*Available records*.

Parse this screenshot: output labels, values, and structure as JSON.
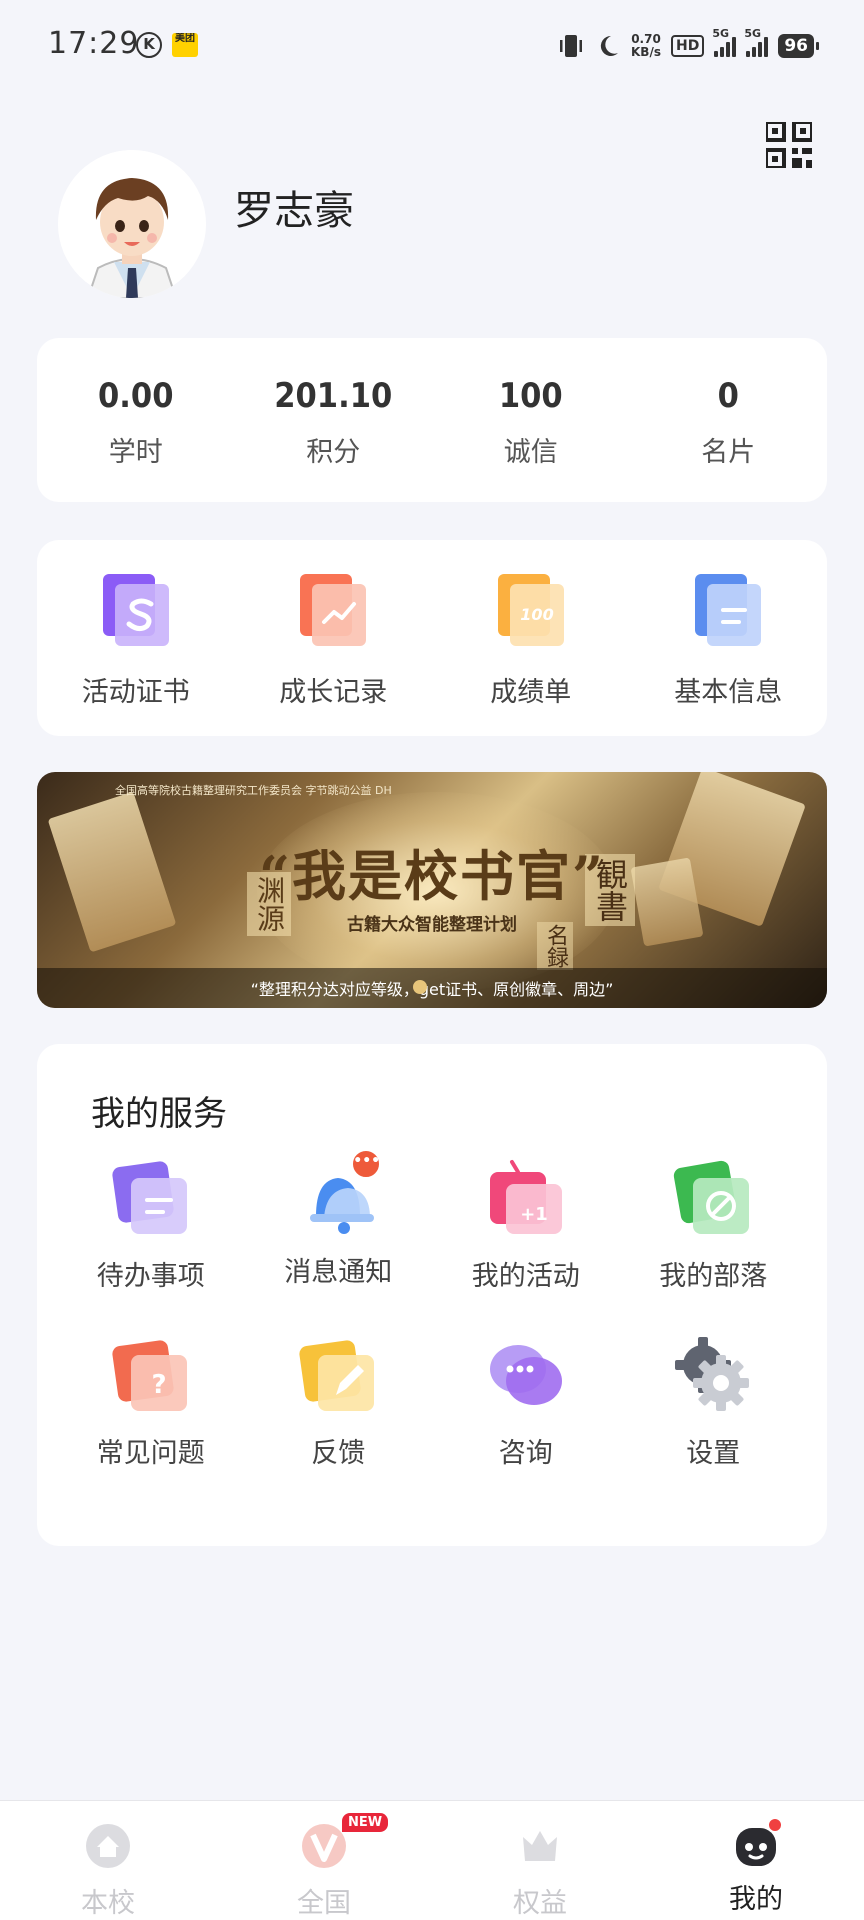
{
  "status_bar": {
    "time": "17:29",
    "k_icon": "K",
    "app_badge": "美团",
    "speed_value": "0.70",
    "speed_unit": "KB/s",
    "hd": "HD",
    "sim1": "5G",
    "sim2": "5G",
    "battery": "96"
  },
  "profile": {
    "name": "罗志豪"
  },
  "stats": [
    {
      "value": "0.00",
      "label": "学时"
    },
    {
      "value": "201.10",
      "label": "积分"
    },
    {
      "value": "100",
      "label": "诚信"
    },
    {
      "value": "0",
      "label": "名片"
    }
  ],
  "quick_entries": [
    {
      "label": "活动证书",
      "icon": "certificate-icon",
      "color": "#8b5cf6"
    },
    {
      "label": "成长记录",
      "icon": "growth-chart-icon",
      "color": "#f97354"
    },
    {
      "label": "成绩单",
      "icon": "score-100-icon",
      "color": "#fbb040"
    },
    {
      "label": "基本信息",
      "icon": "info-doc-icon",
      "color": "#5b8def"
    }
  ],
  "banner": {
    "logos": "全国高等院校古籍整理研究工作委员会  字节跳动公益  DH",
    "title": "“我是校书官”",
    "subtitle": "古籍大众智能整理计划",
    "side_left": "渊源",
    "side_right": "観書",
    "side_mid": "名録",
    "caption": "“整理积分达对应等级，get证书、原创徽章、周边”"
  },
  "services": {
    "title": "我的服务",
    "items": [
      {
        "label": "待办事项",
        "icon": "todo-icon",
        "color": "#8b6cf0"
      },
      {
        "label": "消息通知",
        "icon": "bell-icon",
        "color": "#4a8df0",
        "badge": "•••"
      },
      {
        "label": "我的活动",
        "icon": "activity-icon",
        "color": "#f0487a"
      },
      {
        "label": "我的部落",
        "icon": "tribe-icon",
        "color": "#3cb950"
      },
      {
        "label": "常见问题",
        "icon": "faq-icon",
        "color": "#f26b4f"
      },
      {
        "label": "反馈",
        "icon": "feedback-icon",
        "color": "#f7c23a"
      },
      {
        "label": "咨询",
        "icon": "consult-chat-icon",
        "color": "#a06df0"
      },
      {
        "label": "设置",
        "icon": "gear-icon",
        "color": "#7a7f8a"
      }
    ]
  },
  "tabbar": {
    "items": [
      {
        "label": "本校",
        "icon": "home-icon"
      },
      {
        "label": "全国",
        "icon": "nation-v-icon",
        "badge": "NEW"
      },
      {
        "label": "权益",
        "icon": "crown-icon"
      },
      {
        "label": "我的",
        "icon": "profile-face-icon",
        "active": true
      }
    ]
  }
}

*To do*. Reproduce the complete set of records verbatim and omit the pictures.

*Solution for this task*.
Parse this screenshot: output labels, values, and structure as JSON.
{
  "status_bar": {
    "time": "17:29",
    "k_icon": "K",
    "app_badge": "美团",
    "speed_value": "0.70",
    "speed_unit": "KB/s",
    "hd": "HD",
    "sim1": "5G",
    "sim2": "5G",
    "battery": "96"
  },
  "profile": {
    "name": "罗志豪"
  },
  "stats": [
    {
      "value": "0.00",
      "label": "学时"
    },
    {
      "value": "201.10",
      "label": "积分"
    },
    {
      "value": "100",
      "label": "诚信"
    },
    {
      "value": "0",
      "label": "名片"
    }
  ],
  "quick_entries": [
    {
      "label": "活动证书",
      "icon": "certificate-icon",
      "color": "#8b5cf6"
    },
    {
      "label": "成长记录",
      "icon": "growth-chart-icon",
      "color": "#f97354"
    },
    {
      "label": "成绩单",
      "icon": "score-100-icon",
      "color": "#fbb040"
    },
    {
      "label": "基本信息",
      "icon": "info-doc-icon",
      "color": "#5b8def"
    }
  ],
  "banner": {
    "logos": "全国高等院校古籍整理研究工作委员会  字节跳动公益  DH",
    "title": "“我是校书官”",
    "subtitle": "古籍大众智能整理计划",
    "side_left": "渊源",
    "side_right": "観書",
    "side_mid": "名録",
    "caption": "“整理积分达对应等级，get证书、原创徽章、周边”"
  },
  "services": {
    "title": "我的服务",
    "items": [
      {
        "label": "待办事项",
        "icon": "todo-icon",
        "color": "#8b6cf0"
      },
      {
        "label": "消息通知",
        "icon": "bell-icon",
        "color": "#4a8df0",
        "badge": "•••"
      },
      {
        "label": "我的活动",
        "icon": "activity-icon",
        "color": "#f0487a"
      },
      {
        "label": "我的部落",
        "icon": "tribe-icon",
        "color": "#3cb950"
      },
      {
        "label": "常见问题",
        "icon": "faq-icon",
        "color": "#f26b4f"
      },
      {
        "label": "反馈",
        "icon": "feedback-icon",
        "color": "#f7c23a"
      },
      {
        "label": "咨询",
        "icon": "consult-chat-icon",
        "color": "#a06df0"
      },
      {
        "label": "设置",
        "icon": "gear-icon",
        "color": "#7a7f8a"
      }
    ]
  },
  "tabbar": {
    "items": [
      {
        "label": "本校",
        "icon": "home-icon"
      },
      {
        "label": "全国",
        "icon": "nation-v-icon",
        "badge": "NEW"
      },
      {
        "label": "权益",
        "icon": "crown-icon"
      },
      {
        "label": "我的",
        "icon": "profile-face-icon",
        "active": true
      }
    ]
  }
}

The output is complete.